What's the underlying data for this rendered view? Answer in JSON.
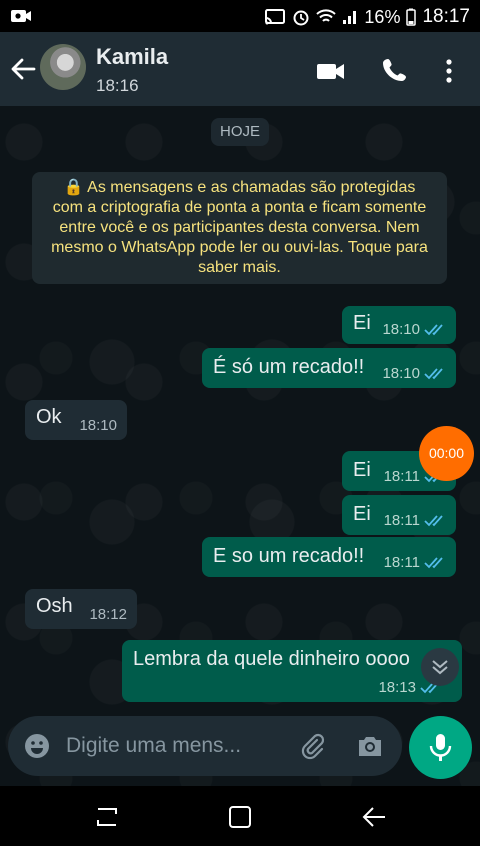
{
  "status_bar": {
    "battery": "16%",
    "time": "18:17"
  },
  "header": {
    "name": "Kamila",
    "time": "18:16"
  },
  "chat": {
    "date_chip": "HOJE",
    "encryption_lines": [
      "🔒 As mensagens e as chamadas são protegidas",
      "com a criptografia de ponta a ponta e ficam somente",
      "entre você e os participantes desta conversa. Nem",
      "mesmo o WhatsApp pode ler ou ouvi-las. Toque para",
      "saber mais."
    ],
    "messages": [
      {
        "dir": "out",
        "text": "Ei",
        "time": "18:10"
      },
      {
        "dir": "out",
        "text": "É só um recado!!",
        "time": "18:10"
      },
      {
        "dir": "in",
        "text": "Ok",
        "time": "18:10"
      },
      {
        "dir": "out",
        "text": "Ei",
        "time": "18:11"
      },
      {
        "dir": "out",
        "text": "Ei",
        "time": "18:11"
      },
      {
        "dir": "out",
        "text": "E so um recado!!",
        "time": "18:11"
      },
      {
        "dir": "in",
        "text": "Osh",
        "time": "18:12"
      },
      {
        "dir": "out",
        "text": "Lembra da quele dinheiro  oooo",
        "time": "18:13"
      }
    ],
    "recording_timer": "00:00"
  },
  "input": {
    "placeholder": "Digite uma mens..."
  },
  "colors": {
    "outgoing": "#005c4b",
    "incoming": "#1f2c34",
    "accent": "#00a884",
    "record": "#ff6d00"
  }
}
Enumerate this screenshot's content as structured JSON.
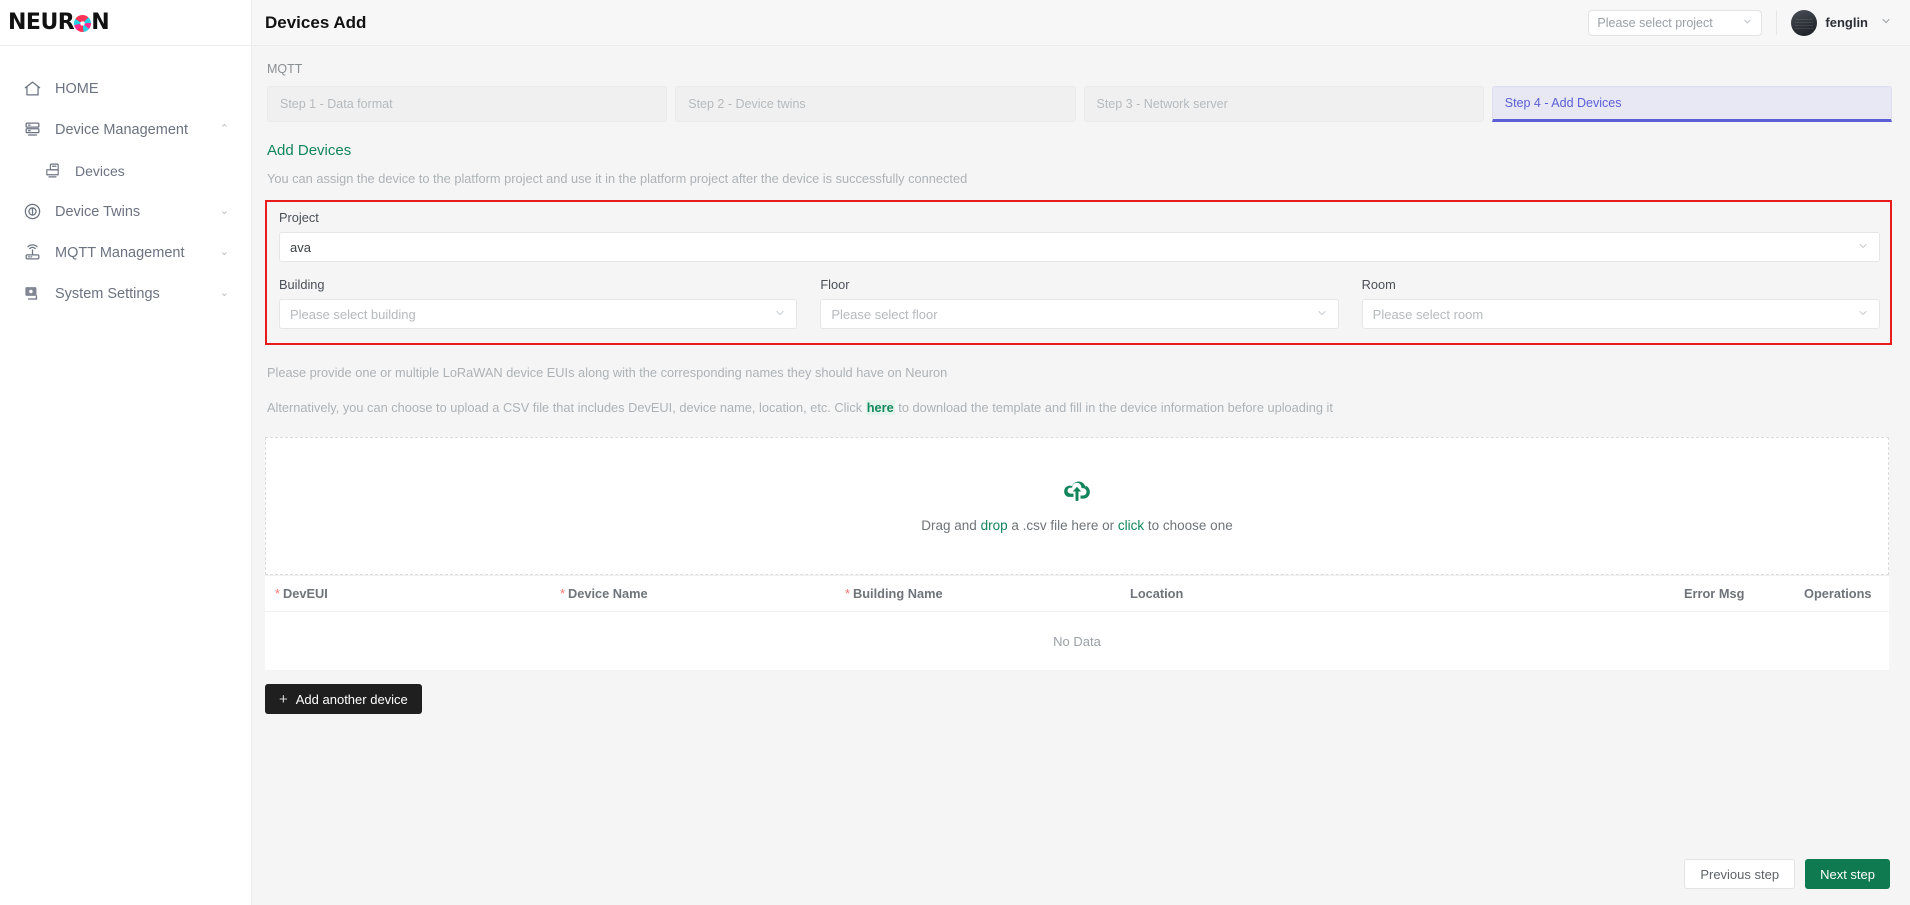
{
  "brand": {
    "name": "NEURON",
    "logo_icon": "neuron-burst-icon"
  },
  "sidebar": {
    "items": [
      {
        "label": "HOME",
        "icon": "home-icon",
        "chevron": "",
        "sub": false
      },
      {
        "label": "Device Management",
        "icon": "server-rack-icon",
        "chevron": "⌃",
        "sub": false
      },
      {
        "label": "Devices",
        "icon": "device-icon",
        "chevron": "",
        "sub": true
      },
      {
        "label": "Device Twins",
        "icon": "twins-circle-icon",
        "chevron": "⌄",
        "sub": false
      },
      {
        "label": "MQTT Management",
        "icon": "router-signal-icon",
        "chevron": "⌄",
        "sub": false
      },
      {
        "label": "System Settings",
        "icon": "monitor-gear-icon",
        "chevron": "⌄",
        "sub": false
      }
    ]
  },
  "topbar": {
    "title": "Devices Add",
    "project_select_placeholder": "Please select project",
    "user_name": "fenglin",
    "chevron_down": "⌄"
  },
  "breadcrumb": "MQTT",
  "steps": [
    {
      "label": "Step 1 - Data format",
      "active": false
    },
    {
      "label": "Step 2 - Device twins",
      "active": false
    },
    {
      "label": "Step 3 - Network server",
      "active": false
    },
    {
      "label": "Step 4 - Add Devices",
      "active": true
    }
  ],
  "section": {
    "title": "Add Devices",
    "description": "You can assign the device to the platform project and use it in the platform project after the device is successfully connected"
  },
  "form": {
    "project": {
      "label": "Project",
      "value": "ava"
    },
    "building": {
      "label": "Building",
      "placeholder": "Please select building"
    },
    "floor": {
      "label": "Floor",
      "placeholder": "Please select floor"
    },
    "room": {
      "label": "Room",
      "placeholder": "Please select room"
    }
  },
  "hints": {
    "eui": "Please provide one or multiple LoRaWAN device EUIs along with the corresponding names they should have on Neuron",
    "csv_before": "Alternatively, you can choose to upload a CSV file that includes DevEUI, device name, location, etc. Click",
    "csv_link": "here",
    "csv_after": "to download the template and fill in the device information before uploading it"
  },
  "dropzone": {
    "icon": "cloud-upload-icon",
    "text_1": "Drag and ",
    "text_drop": "drop",
    "text_2": " a .csv file here or ",
    "text_click": "click",
    "text_3": " to choose one"
  },
  "table": {
    "required_mark": "*",
    "columns": [
      {
        "label": "DevEUI",
        "required": true
      },
      {
        "label": "Device Name",
        "required": true
      },
      {
        "label": "Building Name",
        "required": true
      },
      {
        "label": "Location",
        "required": false
      },
      {
        "label": "Error Msg",
        "required": false
      },
      {
        "label": "Operations",
        "required": false
      }
    ],
    "empty_text": "No Data"
  },
  "buttons": {
    "add_another": "Add another device",
    "add_another_icon": "plus-icon",
    "previous": "Previous step",
    "next": "Next step"
  },
  "colors": {
    "accent_green": "#0f7a50",
    "link_green": "#138a5e",
    "active_step_purple": "#5b5fd6",
    "highlight_red": "#e81c1c",
    "required_red": "#f0736e"
  }
}
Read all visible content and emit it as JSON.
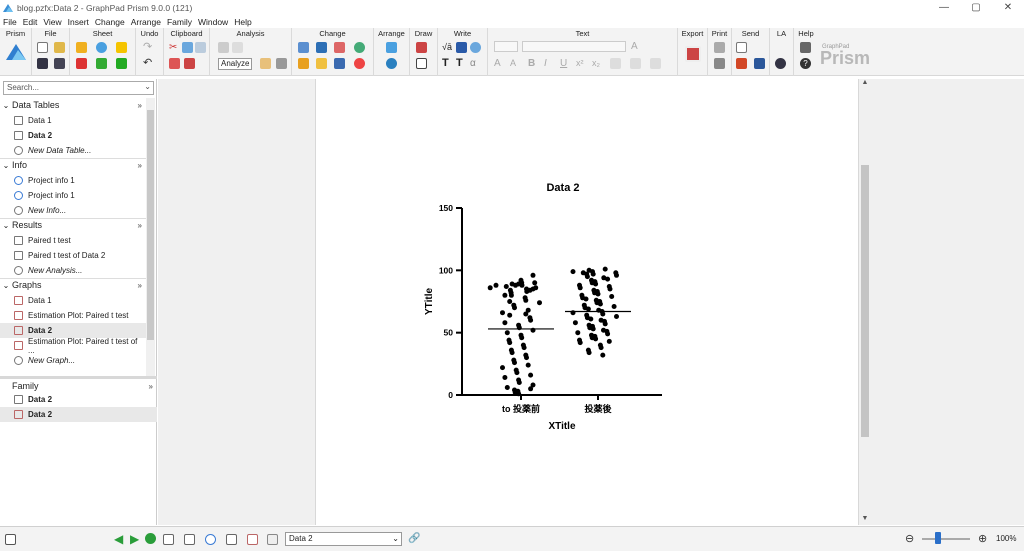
{
  "window": {
    "title": "blog.pzfx:Data 2 - GraphPad Prism 9.0.0 (121)",
    "min_label": "—",
    "max_label": "▢",
    "close_label": "✕"
  },
  "menu": [
    "File",
    "Edit",
    "View",
    "Insert",
    "Change",
    "Arrange",
    "Family",
    "Window",
    "Help"
  ],
  "ribbon": {
    "groups": [
      "Prism",
      "File",
      "Sheet",
      "Undo",
      "Clipboard",
      "Analysis",
      "Change",
      "Arrange",
      "Draw",
      "Write",
      "Text",
      "Export",
      "Print",
      "Send",
      "LA",
      "Help"
    ],
    "analyze_label": "Analyze",
    "logo_text": "Prism",
    "logo_small": "GraphPad"
  },
  "sidebar": {
    "search_placeholder": "Search...",
    "sections": [
      {
        "title": "Data Tables",
        "items": [
          "Data 1",
          "Data 2",
          "New Data Table..."
        ]
      },
      {
        "title": "Info",
        "items": [
          "Project info 1",
          "Project info 1",
          "New Info..."
        ]
      },
      {
        "title": "Results",
        "items": [
          "Paired t test",
          "Paired t test of Data 2",
          "New Analysis..."
        ]
      },
      {
        "title": "Graphs",
        "items": [
          "Data 1",
          "Estimation Plot: Paired t test",
          "Data 2",
          "Estimation Plot: Paired t test of ...",
          "New Graph..."
        ]
      }
    ],
    "family": {
      "title": "Family",
      "items": [
        "Data 2",
        "Data 2"
      ]
    }
  },
  "statusbar": {
    "sheet_selected": "Data 2",
    "zoom": "100%"
  },
  "chart_data": {
    "type": "scatter",
    "title": "Data 2",
    "xlabel": "XTitle",
    "ylabel": "YTitle",
    "categories": [
      "to 投薬前",
      "投薬後"
    ],
    "ylim": [
      0,
      150
    ],
    "yticks": [
      0,
      50,
      100,
      150
    ],
    "series": [
      {
        "category": "to 投薬前",
        "mean": 53,
        "values": [
          96,
          92,
          90,
          90,
          89,
          89,
          88,
          88,
          88,
          87,
          86,
          86,
          85,
          85,
          84,
          84,
          83,
          82,
          80,
          80,
          78,
          76,
          75,
          74,
          72,
          70,
          68,
          66,
          65,
          64,
          62,
          60,
          58,
          56,
          54,
          52,
          50,
          48,
          46,
          44,
          42,
          40,
          38,
          36,
          34,
          32,
          30,
          28,
          26,
          24,
          22,
          20,
          18,
          16,
          14,
          12,
          10,
          8,
          6,
          5,
          4,
          3,
          2,
          1
        ]
      },
      {
        "category": "投薬後",
        "mean": 67,
        "values": [
          101,
          100,
          99,
          99,
          98,
          98,
          97,
          97,
          96,
          95,
          94,
          93,
          92,
          91,
          90,
          89,
          88,
          87,
          86,
          85,
          84,
          83,
          82,
          81,
          80,
          79,
          78,
          77,
          76,
          75,
          74,
          73,
          72,
          71,
          70,
          69,
          68,
          67,
          66,
          65,
          64,
          63,
          62,
          61,
          60,
          59,
          58,
          57,
          56,
          55,
          54,
          53,
          52,
          51,
          50,
          49,
          48,
          47,
          46,
          45,
          44,
          43,
          42,
          40,
          38,
          36,
          34,
          32
        ]
      }
    ]
  }
}
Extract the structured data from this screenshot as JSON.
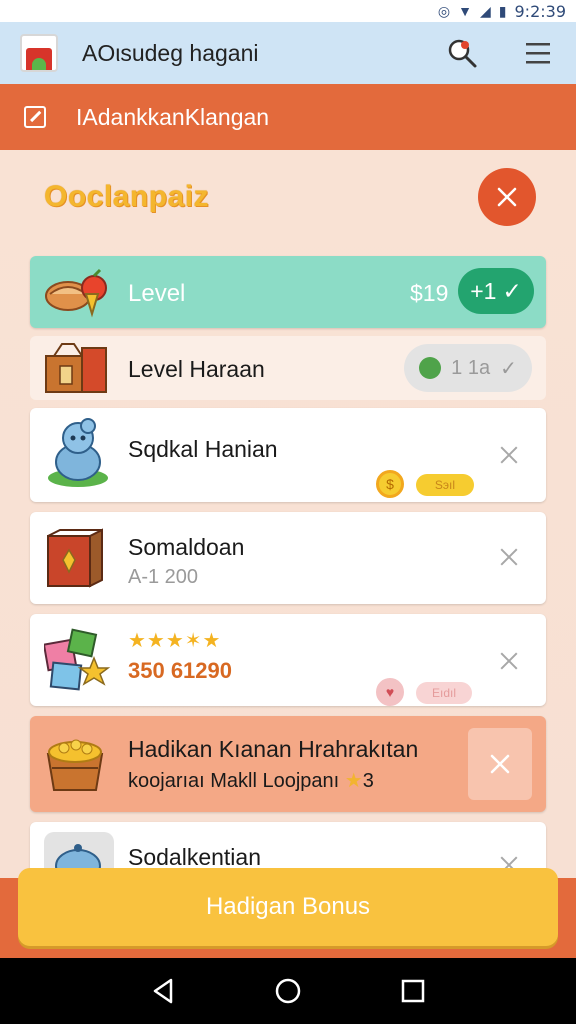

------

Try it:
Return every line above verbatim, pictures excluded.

Task output:
What's the underlying data for this rendered view? Answer in JSON.
{
  "status_bar": {
    "battery": "16%",
    "time": "18:17"
  },
  "header": {
    "name": "Kamila",
    "time": "18:16"
  },
  "chat": {
    "date_chip": "HOJE",
    "encryption_lines": [
      "🔒 As mensagens e as chamadas são protegidas",
      "com a criptografia de ponta a ponta e ficam somente",
      "entre você e os participantes desta conversa. Nem",
      "mesmo o WhatsApp pode ler ou ouvi-las. Toque para",
      "saber mais."
    ],
    "messages": [
      {
        "dir": "out",
        "text": "Ei",
        "time": "18:10"
      },
      {
        "dir": "out",
        "text": "É só um recado!!",
        "time": "18:10"
      },
      {
        "dir": "in",
        "text": "Ok",
        "time": "18:10"
      },
      {
        "dir": "out",
        "text": "Ei",
        "time": "18:11"
      },
      {
        "dir": "out",
        "text": "Ei",
        "time": "18:11"
      },
      {
        "dir": "out",
        "text": "E so um recado!!",
        "time": "18:11"
      },
      {
        "dir": "in",
        "text": "Osh",
        "time": "18:12"
      },
      {
        "dir": "out",
        "text": "Lembra da quele dinheiro  oooo",
        "time": "18:13"
      }
    ],
    "recording_timer": "00:00"
  },
  "input": {
    "placeholder": "Digite uma mens..."
  },
  "colors": {
    "outgoing": "#005c4b",
    "incoming": "#1f2c34",
    "accent": "#00a884",
    "record": "#ff6d00"
  }
}
Enumerate this screenshot's content as structured JSON.
{
  "brand": {
    "name": "NEURON",
    "logo_icon": "neuron-burst-icon"
  },
  "sidebar": {
    "items": [
      {
        "label": "HOME",
        "icon": "home-icon",
        "chevron": "",
        "sub": false
      },
      {
        "label": "Device Management",
        "icon": "server-rack-icon",
        "chevron": "⌃",
        "sub": false
      },
      {
        "label": "Devices",
        "icon": "device-icon",
        "chevron": "",
        "sub": true
      },
      {
        "label": "Device Twins",
        "icon": "twins-circle-icon",
        "chevron": "⌄",
        "sub": false
      },
      {
        "label": "MQTT Management",
        "icon": "router-signal-icon",
        "chevron": "⌄",
        "sub": false
      },
      {
        "label": "System Settings",
        "icon": "monitor-gear-icon",
        "chevron": "⌄",
        "sub": false
      }
    ]
  },
  "topbar": {
    "title": "Devices Add",
    "project_select_placeholder": "Please select project",
    "user_name": "fenglin",
    "chevron_down": "⌄"
  },
  "breadcrumb": "MQTT",
  "steps": [
    {
      "label": "Step 1 - Data format",
      "active": false
    },
    {
      "label": "Step 2 - Device twins",
      "active": false
    },
    {
      "label": "Step 3 - Network server",
      "active": false
    },
    {
      "label": "Step 4 - Add Devices",
      "active": true
    }
  ],
  "section": {
    "title": "Add Devices",
    "description": "You can assign the device to the platform project and use it in the platform project after the device is successfully connected"
  },
  "form": {
    "project": {
      "label": "Project",
      "value": "ava"
    },
    "building": {
      "label": "Building",
      "placeholder": "Please select building"
    },
    "floor": {
      "label": "Floor",
      "placeholder": "Please select floor"
    },
    "room": {
      "label": "Room",
      "placeholder": "Please select room"
    }
  },
  "hints": {
    "eui": "Please provide one or multiple LoRaWAN device EUIs along with the corresponding names they should have on Neuron",
    "csv_before": "Alternatively, you can choose to upload a CSV file that includes DevEUI, device name, location, etc. Click",
    "csv_link": "here",
    "csv_after": "to download the template and fill in the device information before uploading it"
  },
  "dropzone": {
    "icon": "cloud-upload-icon",
    "text_1": "Drag and ",
    "text_drop": "drop",
    "text_2": " a .csv file here or ",
    "text_click": "click",
    "text_3": " to choose one"
  },
  "table": {
    "required_mark": "*",
    "columns": [
      {
        "label": "DevEUI",
        "required": true
      },
      {
        "label": "Device Name",
        "required": true
      },
      {
        "label": "Building Name",
        "required": true
      },
      {
        "label": "Location",
        "required": false
      },
      {
        "label": "Error Msg",
        "required": false
      },
      {
        "label": "Operations",
        "required": false
      }
    ],
    "empty_text": "No Data"
  },
  "buttons": {
    "add_another": "Add another device",
    "add_another_icon": "plus-icon",
    "previous": "Previous step",
    "next": "Next step"
  },
  "colors": {
    "accent_green": "#0f7a50",
    "link_green": "#138a5e",
    "active_step_purple": "#5b5fd6",
    "highlight_red": "#e81c1c",
    "required_red": "#f0736e"
  }
}
Read all visible content and emit it as JSON.
{
  "window": {
    "title": "blog.pzfx:Data 2 - GraphPad Prism 9.0.0 (121)",
    "min_label": "—",
    "max_label": "▢",
    "close_label": "✕"
  },
  "menu": [
    "File",
    "Edit",
    "View",
    "Insert",
    "Change",
    "Arrange",
    "Family",
    "Window",
    "Help"
  ],
  "ribbon": {
    "groups": [
      "Prism",
      "File",
      "Sheet",
      "Undo",
      "Clipboard",
      "Analysis",
      "Change",
      "Arrange",
      "Draw",
      "Write",
      "Text",
      "Export",
      "Print",
      "Send",
      "LA",
      "Help"
    ],
    "analyze_label": "Analyze",
    "logo_text": "Prism",
    "logo_small": "GraphPad"
  },
  "sidebar": {
    "search_placeholder": "Search...",
    "sections": [
      {
        "title": "Data Tables",
        "items": [
          "Data 1",
          "Data 2",
          "New Data Table..."
        ]
      },
      {
        "title": "Info",
        "items": [
          "Project info 1",
          "Project info 1",
          "New Info..."
        ]
      },
      {
        "title": "Results",
        "items": [
          "Paired t test",
          "Paired t test of Data 2",
          "New Analysis..."
        ]
      },
      {
        "title": "Graphs",
        "items": [
          "Data 1",
          "Estimation Plot: Paired t test",
          "Data 2",
          "Estimation Plot: Paired t test of ...",
          "New Graph..."
        ]
      }
    ],
    "family": {
      "title": "Family",
      "items": [
        "Data 2",
        "Data 2"
      ]
    }
  },
  "statusbar": {
    "sheet_selected": "Data 2",
    "zoom": "100%"
  },
  "chart_data": {
    "type": "scatter",
    "title": "Data 2",
    "xlabel": "XTitle",
    "ylabel": "YTitle",
    "categories": [
      "to 投薬前",
      "投薬後"
    ],
    "ylim": [
      0,
      150
    ],
    "yticks": [
      0,
      50,
      100,
      150
    ],
    "series": [
      {
        "category": "to 投薬前",
        "mean": 53,
        "values": [
          96,
          92,
          90,
          90,
          89,
          89,
          88,
          88,
          88,
          87,
          86,
          86,
          85,
          85,
          84,
          84,
          83,
          82,
          80,
          80,
          78,
          76,
          75,
          74,
          72,
          70,
          68,
          66,
          65,
          64,
          62,
          60,
          58,
          56,
          54,
          52,
          50,
          48,
          46,
          44,
          42,
          40,
          38,
          36,
          34,
          32,
          30,
          28,
          26,
          24,
          22,
          20,
          18,
          16,
          14,
          12,
          10,
          8,
          6,
          5,
          4,
          3,
          2,
          1
        ]
      },
      {
        "category": "投薬後",
        "mean": 67,
        "values": [
          101,
          100,
          99,
          99,
          98,
          98,
          97,
          97,
          96,
          95,
          94,
          93,
          92,
          91,
          90,
          89,
          88,
          87,
          86,
          85,
          84,
          83,
          82,
          81,
          80,
          79,
          78,
          77,
          76,
          75,
          74,
          73,
          72,
          71,
          70,
          69,
          68,
          67,
          66,
          65,
          64,
          63,
          62,
          61,
          60,
          59,
          58,
          57,
          56,
          55,
          54,
          53,
          52,
          51,
          50,
          49,
          48,
          47,
          46,
          45,
          44,
          43,
          42,
          40,
          38,
          36,
          34,
          32
        ]
      }
    ]
  }
}
Extract the structured data from this screenshot as JSON.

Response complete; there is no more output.